11 January 2008

The Zen of Presentations, Part 15: The Gore Method

I finally managed to watch An Inconvenient Truth a few weeks back, because I has heard so much about how effective a presentation it was, and I wanted to try to figure out what made it so effective.

The number one lesson and reason for its success, in my mind, is this:

Make what you're talking about concrete. Make it real and tangible.

Climate change has got to be one of the most abstract subjects imaginable. It covers thousands of years of data, highly complex computer simulations, and so on.

But Gore find something concrete to make the point: a devastating series of pictures showing snow and ice retreating in mountain range after mountain range. Suddenly, you're sitting thinking, "This is not something to worry about in the next two hundred years, it's been happening in front of my eyes."

And he shows the pictures right next to each other, not right after the other, so the images are within "eyespan," as Edward Tufte puts it, and can be immediately compared.
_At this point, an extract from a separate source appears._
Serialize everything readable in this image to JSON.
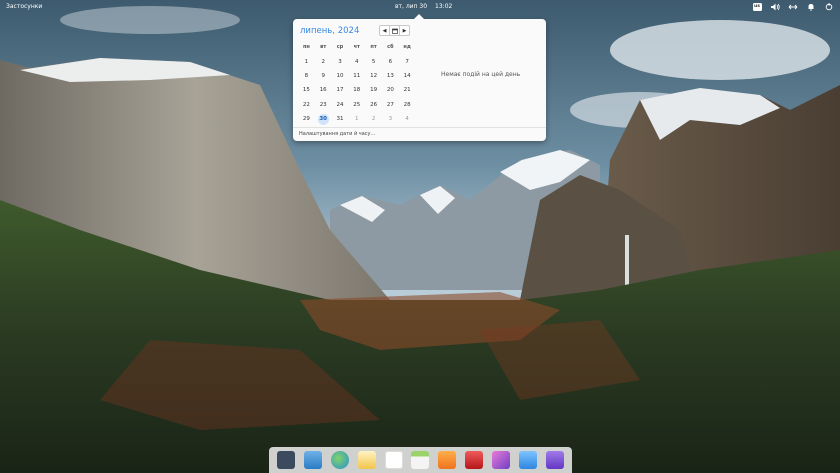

Whenever possible, show real physical objects, not just graphs. Our brains seem highly responsive to these. Just think of how many of our common expressions make abstract things understandable by referring to physical objects. To attempt to lead is to "step up to the plate." To set high ambitions is to "raise the bar." And so on.

Gore had lots of other advantages, too. Superb rehearsal, which showed in the perfect synchrony of his speech as years are ticking by in a timeline behind him. The biggest screens I've ever seen, allowing him to pull off the great visual point to get up on a cherry picker to indicate the predicted top of a exponential trend. And just excellent, low key, simple graphics. I think some those graphs could have been improved somewhat, but that is quibbling over details. An Inconvenient Truth is a fantastic presentation.

No comments: